- add a line in your job description requiring applicants to mention your name (or something else) when applying – you'll be surprised how many applicants don't read job descriptions
- look at past feedback, but don't swear by it – it's common for poor services to receive 5 star reviews
- pay attention to previous jobs – experts in a particular field will not usually waste time doing generic jobs
- use "preferred qualifications" job filter to weed out clearly unfit hires
- consider searching within a specific geographical location – Eastern Europe is known for great and affordable developers and designers (especially Ukraine & Belarus)
- build relationships with your hires – don't treat them as temporary employees, but look for building a deeper connection – working with someone you know and trust will result in a more fruitful collaboration
Upwork vs Others
There are a few other places I used to look for freelancers in before settling with Upwork, but most of them didn't really work out. Still, you may consider giving them a try:
- Fiverr – for smaller tasks that are not related to design and development
- PeoplePerHour – for jobs related to content writing, proofreading and editing
- Freelancer.com – for pretty much anything, although we haven't had much luck
- specific communities – if you're looking for an OpenCart developer, try OpenCart forums, if you need a designer, try contacting one through Dribbble, etc.
- local freelancing websites – you may have more luck hiring someone close to you geographically and culturally through a local website
I really hope these tips will help you and make you more efficient in hiring freelancers on Upwork.
Does your business require freelance work?

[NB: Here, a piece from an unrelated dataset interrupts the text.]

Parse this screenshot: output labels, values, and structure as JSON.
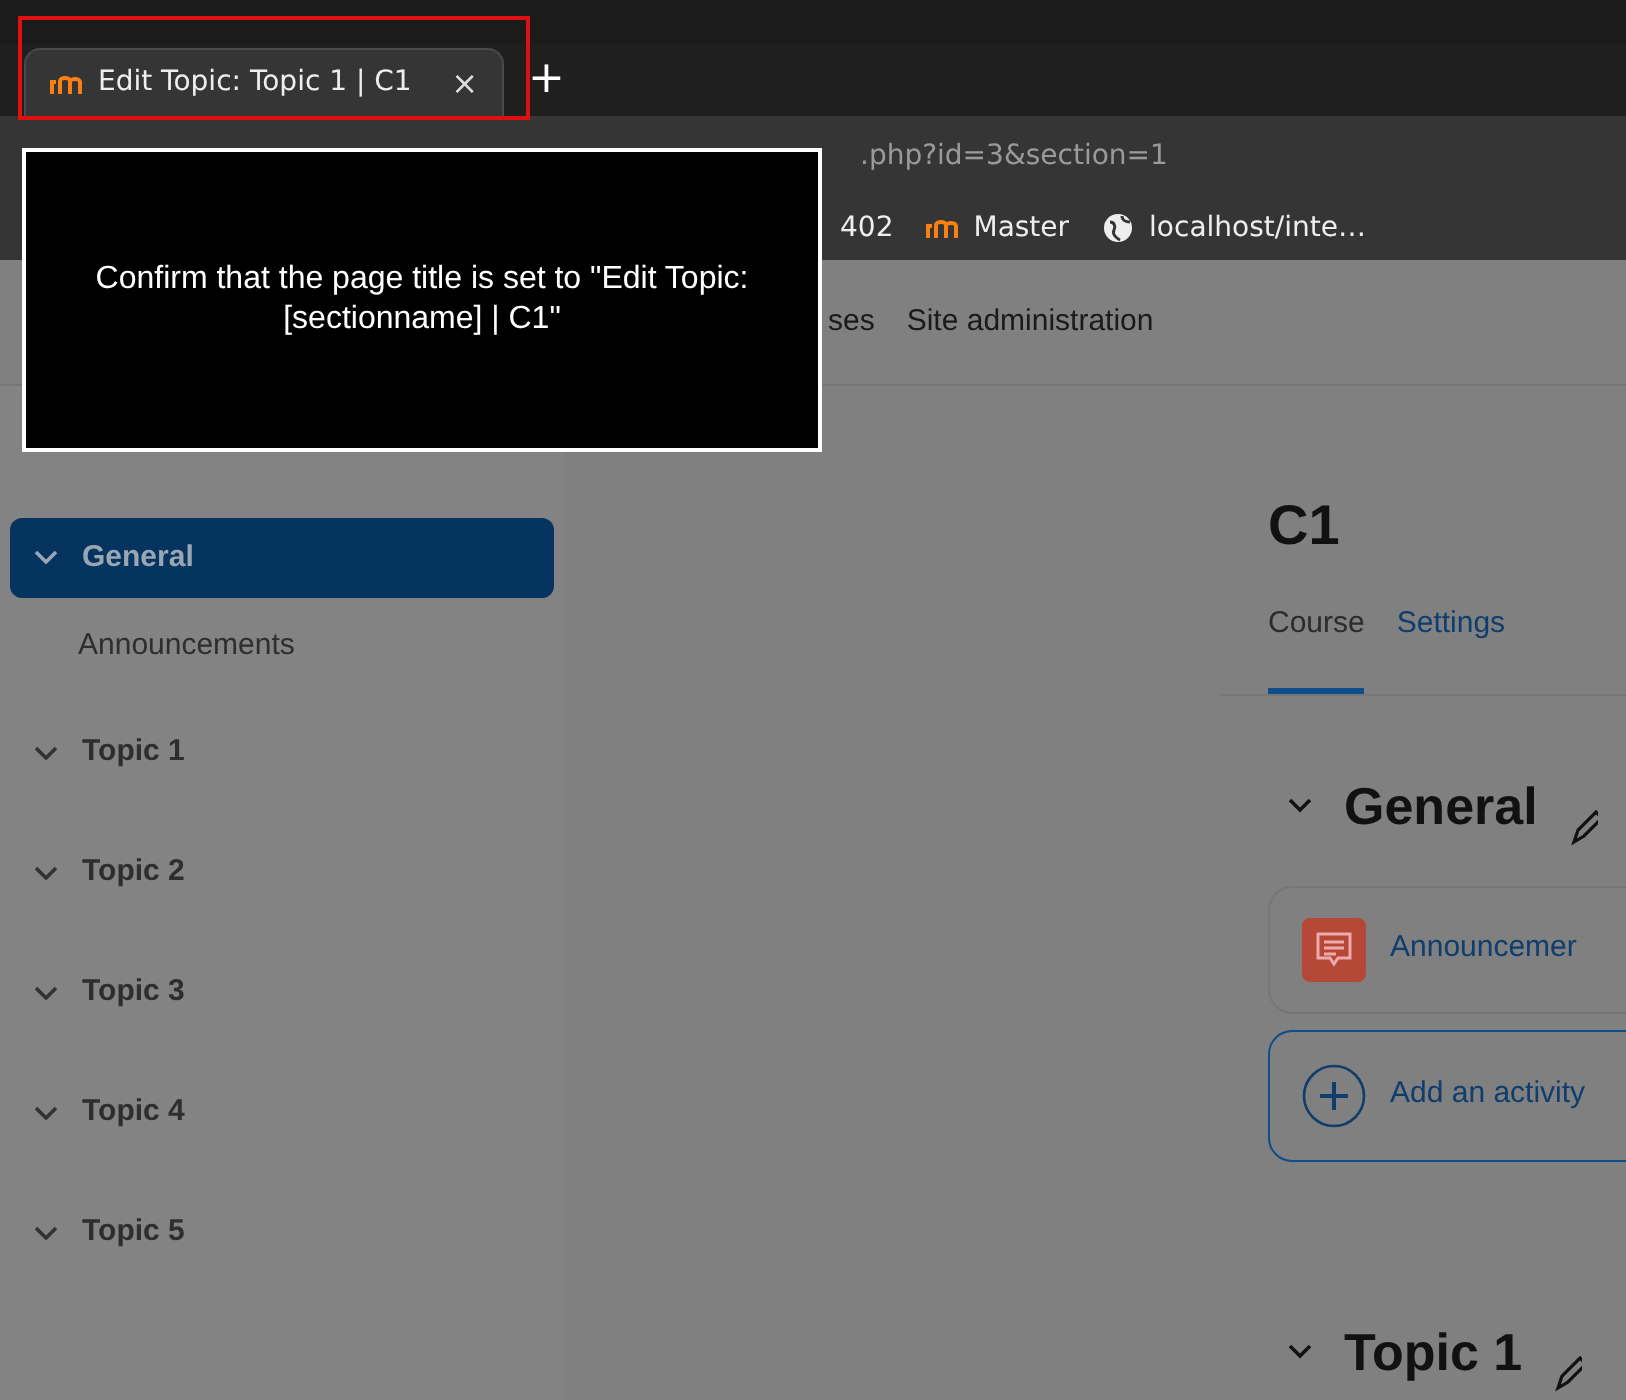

Are you a freelancer on Upwork? If so, feel free to share your thoughts in comments!